American Three-toed Woodpecker / Pic à dos rayé
South Porcupine (6 January 2017)
After watching the first woodpecker for a while, we decided to walk back towards the start of the trail.  After about 500m of walking, we heard another woodpecker: the tapping sound was not too loud and intermittently, we heard the sound of bark being stripped. To our surprise, there was another American Three-toed Woodpecker very low on a spruce trunk about 6 meters from us.  It continued working on the bark as we watched it for a while.  We quickly realized that this was not the same one we had previously seen because it had no yellow at all on its head; it was a female.

American Three-toed Woodpecker (Female) / Pic à dos rayé
South Porcupine (6 January 2017)
Even though the American Three-toed Woodpecker's range covers Canada's boreal forest, it is infrequently seen.   I have walked that trail weekly every winter for the last decade and this was my first American Three-toed Woodpecker sighting.   Like the Black-backed Woodpecker, it forages on tree trunks for beetle larvae and wood-boring insects by stripping the bark.  After a fresh snowfall, seeing a bunch of bark flakes below a tree and patches of stripped bark on the trunk of a spruce is a good indication of the presence of either the Black-backed or the American Three-toed Woodpecker. 

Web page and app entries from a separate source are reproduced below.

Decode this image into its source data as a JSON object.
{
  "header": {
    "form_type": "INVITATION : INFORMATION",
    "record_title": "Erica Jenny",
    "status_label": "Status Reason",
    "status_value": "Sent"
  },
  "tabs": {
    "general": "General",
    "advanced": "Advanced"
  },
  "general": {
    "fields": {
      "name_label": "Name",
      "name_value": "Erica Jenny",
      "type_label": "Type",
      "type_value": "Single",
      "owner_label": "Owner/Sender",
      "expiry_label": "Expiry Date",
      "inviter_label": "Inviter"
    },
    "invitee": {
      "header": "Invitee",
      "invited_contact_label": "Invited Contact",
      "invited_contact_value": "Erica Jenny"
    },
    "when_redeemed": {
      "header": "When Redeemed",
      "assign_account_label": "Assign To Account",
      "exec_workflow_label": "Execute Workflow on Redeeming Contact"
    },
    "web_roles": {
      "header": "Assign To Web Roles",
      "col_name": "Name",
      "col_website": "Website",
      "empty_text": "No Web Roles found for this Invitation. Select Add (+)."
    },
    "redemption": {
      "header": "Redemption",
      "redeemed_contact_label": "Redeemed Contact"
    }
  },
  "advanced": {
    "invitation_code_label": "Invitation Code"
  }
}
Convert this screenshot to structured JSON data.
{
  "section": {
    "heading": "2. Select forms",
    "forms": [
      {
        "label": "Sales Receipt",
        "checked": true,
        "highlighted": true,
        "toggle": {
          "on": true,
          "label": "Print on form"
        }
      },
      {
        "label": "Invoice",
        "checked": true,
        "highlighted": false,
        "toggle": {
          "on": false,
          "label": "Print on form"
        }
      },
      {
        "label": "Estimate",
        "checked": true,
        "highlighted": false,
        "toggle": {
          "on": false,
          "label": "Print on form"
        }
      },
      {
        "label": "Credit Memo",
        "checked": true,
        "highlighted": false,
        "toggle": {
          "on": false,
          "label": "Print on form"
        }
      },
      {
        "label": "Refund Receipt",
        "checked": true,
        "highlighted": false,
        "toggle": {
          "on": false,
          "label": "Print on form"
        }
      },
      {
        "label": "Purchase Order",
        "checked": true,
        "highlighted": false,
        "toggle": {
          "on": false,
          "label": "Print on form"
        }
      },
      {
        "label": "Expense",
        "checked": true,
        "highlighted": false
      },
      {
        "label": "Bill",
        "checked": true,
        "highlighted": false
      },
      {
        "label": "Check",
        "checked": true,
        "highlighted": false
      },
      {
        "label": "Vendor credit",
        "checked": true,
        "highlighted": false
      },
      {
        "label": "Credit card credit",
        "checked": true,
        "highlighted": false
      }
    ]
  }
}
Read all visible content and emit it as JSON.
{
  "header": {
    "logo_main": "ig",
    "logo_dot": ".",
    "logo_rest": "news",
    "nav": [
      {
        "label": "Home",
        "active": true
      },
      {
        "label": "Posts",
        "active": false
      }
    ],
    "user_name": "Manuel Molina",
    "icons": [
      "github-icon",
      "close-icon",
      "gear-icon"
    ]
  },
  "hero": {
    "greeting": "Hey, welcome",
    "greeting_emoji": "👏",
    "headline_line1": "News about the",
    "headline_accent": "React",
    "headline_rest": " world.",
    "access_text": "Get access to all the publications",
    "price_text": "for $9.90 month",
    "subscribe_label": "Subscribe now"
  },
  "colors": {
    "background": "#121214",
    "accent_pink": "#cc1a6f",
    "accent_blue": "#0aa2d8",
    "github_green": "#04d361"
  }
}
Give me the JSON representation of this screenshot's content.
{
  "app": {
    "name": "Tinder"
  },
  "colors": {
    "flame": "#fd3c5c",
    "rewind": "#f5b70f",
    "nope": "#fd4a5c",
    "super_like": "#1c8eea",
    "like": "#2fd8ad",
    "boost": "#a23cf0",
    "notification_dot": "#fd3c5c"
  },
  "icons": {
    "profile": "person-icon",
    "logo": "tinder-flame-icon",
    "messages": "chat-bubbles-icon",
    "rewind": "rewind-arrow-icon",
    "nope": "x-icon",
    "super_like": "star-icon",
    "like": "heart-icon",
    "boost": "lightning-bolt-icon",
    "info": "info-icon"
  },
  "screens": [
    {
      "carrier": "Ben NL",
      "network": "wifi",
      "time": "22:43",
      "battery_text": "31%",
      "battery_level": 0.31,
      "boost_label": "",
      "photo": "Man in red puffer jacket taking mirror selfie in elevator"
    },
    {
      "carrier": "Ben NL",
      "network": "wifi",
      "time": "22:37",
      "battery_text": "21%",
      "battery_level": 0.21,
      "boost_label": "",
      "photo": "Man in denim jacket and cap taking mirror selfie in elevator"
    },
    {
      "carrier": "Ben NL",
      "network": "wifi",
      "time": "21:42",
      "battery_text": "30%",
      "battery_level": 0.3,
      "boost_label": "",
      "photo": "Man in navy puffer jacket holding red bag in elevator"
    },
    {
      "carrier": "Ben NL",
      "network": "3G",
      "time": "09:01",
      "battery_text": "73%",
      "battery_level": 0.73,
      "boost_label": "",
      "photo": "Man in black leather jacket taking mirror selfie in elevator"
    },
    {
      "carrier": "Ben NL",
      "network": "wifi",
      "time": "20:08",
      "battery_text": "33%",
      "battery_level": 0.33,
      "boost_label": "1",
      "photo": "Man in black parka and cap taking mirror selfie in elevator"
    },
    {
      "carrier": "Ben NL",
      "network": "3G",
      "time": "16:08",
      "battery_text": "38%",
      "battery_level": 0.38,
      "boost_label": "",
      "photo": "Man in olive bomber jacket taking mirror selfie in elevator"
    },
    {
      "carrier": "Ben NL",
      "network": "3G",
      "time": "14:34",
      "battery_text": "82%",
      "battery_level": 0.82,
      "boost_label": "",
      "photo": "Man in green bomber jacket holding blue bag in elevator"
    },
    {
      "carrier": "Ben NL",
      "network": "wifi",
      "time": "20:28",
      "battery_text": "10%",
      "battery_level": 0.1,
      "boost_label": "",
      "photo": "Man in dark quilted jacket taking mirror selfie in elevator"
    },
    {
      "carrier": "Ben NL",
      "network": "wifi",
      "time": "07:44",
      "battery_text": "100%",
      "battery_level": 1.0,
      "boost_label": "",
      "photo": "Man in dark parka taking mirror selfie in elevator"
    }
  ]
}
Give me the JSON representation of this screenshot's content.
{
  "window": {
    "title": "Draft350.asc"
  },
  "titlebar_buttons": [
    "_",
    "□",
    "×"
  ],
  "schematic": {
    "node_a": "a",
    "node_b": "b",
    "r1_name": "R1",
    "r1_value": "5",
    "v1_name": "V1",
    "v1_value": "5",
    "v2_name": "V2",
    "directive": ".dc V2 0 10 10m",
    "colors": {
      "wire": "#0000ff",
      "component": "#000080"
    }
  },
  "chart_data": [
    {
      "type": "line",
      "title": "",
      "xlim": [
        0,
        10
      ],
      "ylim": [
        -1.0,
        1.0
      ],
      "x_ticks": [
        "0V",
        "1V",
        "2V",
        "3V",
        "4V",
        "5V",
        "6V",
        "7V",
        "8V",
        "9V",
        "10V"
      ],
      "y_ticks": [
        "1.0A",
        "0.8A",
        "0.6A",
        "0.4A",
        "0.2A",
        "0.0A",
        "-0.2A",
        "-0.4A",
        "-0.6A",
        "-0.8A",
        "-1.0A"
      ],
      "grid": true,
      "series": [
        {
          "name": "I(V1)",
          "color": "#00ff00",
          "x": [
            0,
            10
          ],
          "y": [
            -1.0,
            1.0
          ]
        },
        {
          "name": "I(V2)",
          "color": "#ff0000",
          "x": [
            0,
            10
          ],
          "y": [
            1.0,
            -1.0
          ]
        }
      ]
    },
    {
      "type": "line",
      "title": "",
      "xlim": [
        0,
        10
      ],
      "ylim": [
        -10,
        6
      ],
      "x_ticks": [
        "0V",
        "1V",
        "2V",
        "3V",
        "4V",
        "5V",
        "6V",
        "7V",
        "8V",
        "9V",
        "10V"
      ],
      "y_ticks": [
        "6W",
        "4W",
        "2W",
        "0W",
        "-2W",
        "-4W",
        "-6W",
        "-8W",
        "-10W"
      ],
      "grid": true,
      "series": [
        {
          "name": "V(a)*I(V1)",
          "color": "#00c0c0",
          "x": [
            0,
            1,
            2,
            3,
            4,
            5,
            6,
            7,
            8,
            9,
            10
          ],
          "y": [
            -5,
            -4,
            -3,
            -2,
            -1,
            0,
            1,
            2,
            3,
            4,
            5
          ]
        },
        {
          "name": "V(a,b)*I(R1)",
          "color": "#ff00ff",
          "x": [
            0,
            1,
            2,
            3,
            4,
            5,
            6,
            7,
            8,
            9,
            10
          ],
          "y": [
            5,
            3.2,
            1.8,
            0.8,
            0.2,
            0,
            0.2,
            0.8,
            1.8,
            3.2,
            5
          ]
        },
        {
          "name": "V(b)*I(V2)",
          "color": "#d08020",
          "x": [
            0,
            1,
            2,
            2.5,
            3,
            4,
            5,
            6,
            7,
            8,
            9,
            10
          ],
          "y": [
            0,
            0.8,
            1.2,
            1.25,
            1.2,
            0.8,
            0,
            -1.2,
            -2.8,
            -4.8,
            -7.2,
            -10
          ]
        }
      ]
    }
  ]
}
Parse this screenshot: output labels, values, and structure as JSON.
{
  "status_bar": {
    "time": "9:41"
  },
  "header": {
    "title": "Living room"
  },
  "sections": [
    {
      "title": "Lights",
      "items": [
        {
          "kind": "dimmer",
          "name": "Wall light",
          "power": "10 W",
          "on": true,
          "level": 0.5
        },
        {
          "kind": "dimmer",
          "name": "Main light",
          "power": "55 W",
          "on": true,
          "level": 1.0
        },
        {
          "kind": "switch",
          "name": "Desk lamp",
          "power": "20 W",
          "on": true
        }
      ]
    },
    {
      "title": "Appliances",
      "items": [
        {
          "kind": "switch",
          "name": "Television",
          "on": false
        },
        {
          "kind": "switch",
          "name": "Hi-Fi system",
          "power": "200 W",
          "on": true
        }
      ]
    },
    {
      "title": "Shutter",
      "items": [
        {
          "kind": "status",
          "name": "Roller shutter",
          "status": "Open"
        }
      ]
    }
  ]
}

Sometimes, you can see the evidence of a Black-backed or Three-toed Woodpecker in the forest when you see a tree partly or completely stripped of its bark; the trunk will look "reddish". Here's what it looks like when a whole tree has been stripped.

Spruce tree with stripped bark
On January 12, I watched the female American Three-toed Woodpecker again.  It was foraging on a leaning spruce tree.  I went back to the same tree the next day and took this photo:
Patches of stripped bark the day after an American Three-toed Woodpecker
had foraged on it. South Porcupine (13 January 2017)

I have observed the female American Three-toed twice since our first sighting a week ago.  She was in the same trail this morning and I shot this short video.





Other interesting sightings this winter so far:

On December 4th 2016, we were driving to Timmins when we spotted a flock of ducks on the mine reclamation lake just west of Pearl Lake in Schumacher.  We don't usually have open water in December, but this isn't a natural lake and it's almost alway the last one to freeze over.  Luckily, I had my binoculars and camera.  There were 56 Long-tailed Ducks accompanied by 1 Red-breasted Merganser, 1 Greater Scaup and 1 White-winged Scoter (all late sightings for our area)

Long-tailed Duck / Harelde kakawi
Timmins (4 December 2016)
White-winged Scoter / Macreuse brune
Timmins (4 December 2016)

In November and December, we observed lots of White-winged Crossbills around the area... they are very hard to photograph but I finally managed to get a few shot on December 11:

White-winged Crossbill / Bec-croisé bifascié
South Porcupine (11 December 2016)
White-winged Crossbill / Bec-croisé bifascié
South Porcupine (11 December 2016)

On December 17th, we participated in the Timmins Christmas Bird Count.  It was a good thing that a flock of Bohemian Waxwings showed up because this species had never been recorded in the Timmins CBC before!  Another notable Timmins CBC sighting was 2 White-breasted Nuthatches... we've been seeing an unusually high number of the WBNU in the region this winter.

Bohemian Waxwing / Jaseur Boréal
South Porcupine (17 December 2016)
And on new year's day: a really neat bird to start the year right!

Northern Shrike / Pie-grièche grise
(01 January 2017) 
Happy new year to all of you!